_Data provided_
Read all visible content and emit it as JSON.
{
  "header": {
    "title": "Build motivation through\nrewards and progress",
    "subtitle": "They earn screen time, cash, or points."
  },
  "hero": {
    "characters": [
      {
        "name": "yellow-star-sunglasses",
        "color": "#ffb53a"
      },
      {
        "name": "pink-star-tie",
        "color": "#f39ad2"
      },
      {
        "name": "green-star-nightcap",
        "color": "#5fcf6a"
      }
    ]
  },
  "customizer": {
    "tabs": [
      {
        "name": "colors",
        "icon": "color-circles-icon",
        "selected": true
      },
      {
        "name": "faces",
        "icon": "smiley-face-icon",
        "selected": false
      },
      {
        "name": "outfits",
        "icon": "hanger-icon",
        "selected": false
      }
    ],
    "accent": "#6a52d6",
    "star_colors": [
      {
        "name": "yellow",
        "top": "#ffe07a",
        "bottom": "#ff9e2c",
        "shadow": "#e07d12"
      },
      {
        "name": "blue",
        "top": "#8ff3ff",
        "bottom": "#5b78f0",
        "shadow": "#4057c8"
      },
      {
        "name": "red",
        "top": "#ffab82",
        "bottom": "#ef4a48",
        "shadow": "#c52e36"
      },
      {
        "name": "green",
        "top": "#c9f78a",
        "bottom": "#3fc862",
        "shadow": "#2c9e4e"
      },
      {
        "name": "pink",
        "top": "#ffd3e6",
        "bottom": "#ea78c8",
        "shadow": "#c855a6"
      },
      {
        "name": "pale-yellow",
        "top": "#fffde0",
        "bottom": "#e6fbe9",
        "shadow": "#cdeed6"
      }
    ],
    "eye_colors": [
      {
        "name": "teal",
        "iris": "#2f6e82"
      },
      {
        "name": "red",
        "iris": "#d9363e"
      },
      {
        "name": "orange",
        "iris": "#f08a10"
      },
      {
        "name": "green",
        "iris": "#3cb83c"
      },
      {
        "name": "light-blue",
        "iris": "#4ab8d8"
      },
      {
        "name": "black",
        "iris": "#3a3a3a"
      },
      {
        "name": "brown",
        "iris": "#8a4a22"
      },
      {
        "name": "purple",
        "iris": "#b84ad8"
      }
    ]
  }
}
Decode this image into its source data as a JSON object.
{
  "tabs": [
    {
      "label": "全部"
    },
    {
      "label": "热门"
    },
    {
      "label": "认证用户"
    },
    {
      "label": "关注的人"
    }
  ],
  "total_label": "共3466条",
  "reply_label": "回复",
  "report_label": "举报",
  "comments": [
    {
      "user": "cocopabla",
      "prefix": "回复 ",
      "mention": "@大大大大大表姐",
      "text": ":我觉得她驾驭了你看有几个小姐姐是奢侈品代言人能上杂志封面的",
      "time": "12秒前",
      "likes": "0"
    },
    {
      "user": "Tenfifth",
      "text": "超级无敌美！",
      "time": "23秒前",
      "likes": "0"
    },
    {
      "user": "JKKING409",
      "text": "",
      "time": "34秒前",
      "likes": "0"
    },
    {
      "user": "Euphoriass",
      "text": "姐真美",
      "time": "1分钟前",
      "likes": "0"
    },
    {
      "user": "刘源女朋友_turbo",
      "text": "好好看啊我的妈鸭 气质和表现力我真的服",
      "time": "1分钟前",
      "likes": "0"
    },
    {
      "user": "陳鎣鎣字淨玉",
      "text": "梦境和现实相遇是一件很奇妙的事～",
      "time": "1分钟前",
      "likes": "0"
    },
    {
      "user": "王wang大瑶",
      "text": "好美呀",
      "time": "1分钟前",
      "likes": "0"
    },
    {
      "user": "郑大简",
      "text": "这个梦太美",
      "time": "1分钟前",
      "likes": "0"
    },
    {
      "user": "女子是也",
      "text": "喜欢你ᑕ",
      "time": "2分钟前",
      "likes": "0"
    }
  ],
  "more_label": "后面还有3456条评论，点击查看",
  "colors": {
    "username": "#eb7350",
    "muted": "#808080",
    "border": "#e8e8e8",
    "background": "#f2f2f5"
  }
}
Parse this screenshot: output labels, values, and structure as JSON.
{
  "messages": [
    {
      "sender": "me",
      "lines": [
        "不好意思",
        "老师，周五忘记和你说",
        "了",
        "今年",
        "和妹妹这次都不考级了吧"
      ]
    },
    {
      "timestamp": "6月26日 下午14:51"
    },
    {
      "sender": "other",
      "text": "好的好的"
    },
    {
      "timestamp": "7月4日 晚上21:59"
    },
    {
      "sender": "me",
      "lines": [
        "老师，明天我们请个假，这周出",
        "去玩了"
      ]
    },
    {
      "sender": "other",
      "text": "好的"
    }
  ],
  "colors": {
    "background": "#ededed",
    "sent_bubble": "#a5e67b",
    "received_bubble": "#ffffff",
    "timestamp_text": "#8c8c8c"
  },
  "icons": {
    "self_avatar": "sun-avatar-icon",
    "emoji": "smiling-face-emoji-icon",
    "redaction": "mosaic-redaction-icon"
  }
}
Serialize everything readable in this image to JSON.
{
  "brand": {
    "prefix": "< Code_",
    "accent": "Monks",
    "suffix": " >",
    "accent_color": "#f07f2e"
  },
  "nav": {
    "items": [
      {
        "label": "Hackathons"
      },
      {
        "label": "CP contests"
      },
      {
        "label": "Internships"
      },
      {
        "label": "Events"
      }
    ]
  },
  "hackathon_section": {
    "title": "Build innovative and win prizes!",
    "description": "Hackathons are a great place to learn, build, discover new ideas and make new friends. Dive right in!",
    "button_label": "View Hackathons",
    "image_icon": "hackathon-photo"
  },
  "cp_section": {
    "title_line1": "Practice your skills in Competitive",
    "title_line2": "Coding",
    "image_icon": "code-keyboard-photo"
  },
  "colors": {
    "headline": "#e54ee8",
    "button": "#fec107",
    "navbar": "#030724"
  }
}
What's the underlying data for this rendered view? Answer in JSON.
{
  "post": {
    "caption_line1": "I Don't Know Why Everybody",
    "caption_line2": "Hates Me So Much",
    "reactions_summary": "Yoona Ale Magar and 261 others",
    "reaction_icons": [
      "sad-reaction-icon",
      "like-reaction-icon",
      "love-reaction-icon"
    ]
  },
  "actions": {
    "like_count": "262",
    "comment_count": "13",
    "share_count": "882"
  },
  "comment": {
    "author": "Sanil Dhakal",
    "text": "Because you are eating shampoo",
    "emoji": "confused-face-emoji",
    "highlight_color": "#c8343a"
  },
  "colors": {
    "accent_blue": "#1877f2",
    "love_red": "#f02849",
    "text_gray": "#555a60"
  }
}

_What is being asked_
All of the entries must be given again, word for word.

_Response box_
Read all visible content and emit it as JSON.
{
  "header": {
    "title": "Build motivation through\nrewards and progress",
    "subtitle": "They earn screen time, cash, or points."
  },
  "hero": {
    "characters": [
      {
        "name": "yellow-star-sunglasses",
        "color": "#ffb53a"
      },
      {
        "name": "pink-star-tie",
        "color": "#f39ad2"
      },
      {
        "name": "green-star-nightcap",
        "color": "#5fcf6a"
      }
    ]
  },
  "customizer": {
    "tabs": [
      {
        "name": "colors",
        "icon": "color-circles-icon",
        "selected": true
      },
      {
        "name": "faces",
        "icon": "smiley-face-icon",
        "selected": false
      },
      {
        "name": "outfits",
        "icon": "hanger-icon",
        "selected": false
      }
    ],
    "accent": "#6a52d6",
    "star_colors": [
      {
        "name": "yellow",
        "top": "#ffe07a",
        "bottom": "#ff9e2c",
        "shadow": "#e07d12"
      },
      {
        "name": "blue",
        "top": "#8ff3ff",
        "bottom": "#5b78f0",
        "shadow": "#4057c8"
      },
      {
        "name": "red",
        "top": "#ffab82",
        "bottom": "#ef4a48",
        "shadow": "#c52e36"
      },
      {
        "name": "green",
        "top": "#c9f78a",
        "bottom": "#3fc862",
        "shadow": "#2c9e4e"
      },
      {
        "name": "pink",
        "top": "#ffd3e6",
        "bottom": "#ea78c8",
        "shadow": "#c855a6"
      },
      {
        "name": "pale-yellow",
        "top": "#fffde0",
        "bottom": "#e6fbe9",
        "shadow": "#cdeed6"
      }
    ],
    "eye_colors": [
      {
        "name": "teal",
        "iris": "#2f6e82"
      },
      {
        "name": "red",
        "iris": "#d9363e"
      },
      {
        "name": "orange",
        "iris": "#f08a10"
      },
      {
        "name": "green",
        "iris": "#3cb83c"
      },
      {
        "name": "light-blue",
        "iris": "#4ab8d8"
      },
      {
        "name": "black",
        "iris": "#3a3a3a"
      },
      {
        "name": "brown",
        "iris": "#8a4a22"
      },
      {
        "name": "purple",
        "iris": "#b84ad8"
      }
    ]
  }
}
Decode this image into its source data as a JSON object.
{
  "tabs": [
    {
      "label": "全部"
    },
    {
      "label": "热门"
    },
    {
      "label": "认证用户"
    },
    {
      "label": "关注的人"
    }
  ],
  "total_label": "共3466条",
  "reply_label": "回复",
  "report_label": "举报",
  "comments": [
    {
      "user": "cocopabla",
      "prefix": "回复 ",
      "mention": "@大大大大大表姐",
      "text": ":我觉得她驾驭了你看有几个小姐姐是奢侈品代言人能上杂志封面的",
      "time": "12秒前",
      "likes": "0"
    },
    {
      "user": "Tenfifth",
      "text": "超级无敌美！",
      "time": "23秒前",
      "likes": "0"
    },
    {
      "user": "JKKING409",
      "text": "",
      "time": "34秒前",
      "likes": "0"
    },
    {
      "user": "Euphoriass",
      "text": "姐真美",
      "time": "1分钟前",
      "likes": "0"
    },
    {
      "user": "刘源女朋友_turbo",
      "text": "好好看啊我的妈鸭 气质和表现力我真的服",
      "time": "1分钟前",
      "likes": "0"
    },
    {
      "user": "陳鎣鎣字淨玉",
      "text": "梦境和现实相遇是一件很奇妙的事～",
      "time": "1分钟前",
      "likes": "0"
    },
    {
      "user": "王wang大瑶",
      "text": "好美呀",
      "time": "1分钟前",
      "likes": "0"
    },
    {
      "user": "郑大简",
      "text": "这个梦太美",
      "time": "1分钟前",
      "likes": "0"
    },
    {
      "user": "女子是也",
      "text": "喜欢你ᑕ",
      "time": "2分钟前",
      "likes": "0"
    }
  ],
  "more_label": "后面还有3456条评论，点击查看",
  "colors": {
    "username": "#eb7350",
    "muted": "#808080",
    "border": "#e8e8e8",
    "background": "#f2f2f5"
  }
}
Parse this screenshot: output labels, values, and structure as JSON.
{
  "messages": [
    {
      "sender": "me",
      "lines": [
        "不好意思",
        "老师，周五忘记和你说",
        "了",
        "今年",
        "和妹妹这次都不考级了吧"
      ]
    },
    {
      "timestamp": "6月26日 下午14:51"
    },
    {
      "sender": "other",
      "text": "好的好的"
    },
    {
      "timestamp": "7月4日 晚上21:59"
    },
    {
      "sender": "me",
      "lines": [
        "老师，明天我们请个假，这周出",
        "去玩了"
      ]
    },
    {
      "sender": "other",
      "text": "好的"
    }
  ],
  "colors": {
    "background": "#ededed",
    "sent_bubble": "#a5e67b",
    "received_bubble": "#ffffff",
    "timestamp_text": "#8c8c8c"
  },
  "icons": {
    "self_avatar": "sun-avatar-icon",
    "emoji": "smiling-face-emoji-icon",
    "redaction": "mosaic-redaction-icon"
  }
}
Serialize everything readable in this image to JSON.
{
  "brand": {
    "prefix": "< Code_",
    "accent": "Monks",
    "suffix": " >",
    "accent_color": "#f07f2e"
  },
  "nav": {
    "items": [
      {
        "label": "Hackathons"
      },
      {
        "label": "CP contests"
      },
      {
        "label": "Internships"
      },
      {
        "label": "Events"
      }
    ]
  },
  "hackathon_section": {
    "title": "Build innovative and win prizes!",
    "description": "Hackathons are a great place to learn, build, discover new ideas and make new friends. Dive right in!",
    "button_label": "View Hackathons",
    "image_icon": "hackathon-photo"
  },
  "cp_section": {
    "title_line1": "Practice your skills in Competitive",
    "title_line2": "Coding",
    "image_icon": "code-keyboard-photo"
  },
  "colors": {
    "headline": "#e54ee8",
    "button": "#fec107",
    "navbar": "#030724"
  }
}
What's the underlying data for this rendered view? Answer in JSON.
{
  "post": {
    "caption_line1": "I Don't Know Why Everybody",
    "caption_line2": "Hates Me So Much",
    "reactions_summary": "Yoona Ale Magar and 261 others",
    "reaction_icons": [
      "sad-reaction-icon",
      "like-reaction-icon",
      "love-reaction-icon"
    ]
  },
  "actions": {
    "like_count": "262",
    "comment_count": "13",
    "share_count": "882"
  },
  "comment": {
    "author": "Sanil Dhakal",
    "text": "Because you are eating shampoo",
    "emoji": "confused-face-emoji",
    "highlight_color": "#c8343a"
  },
  "colors": {
    "accent_blue": "#1877f2",
    "love_red": "#f02849",
    "text_gray": "#555a60"
  }
}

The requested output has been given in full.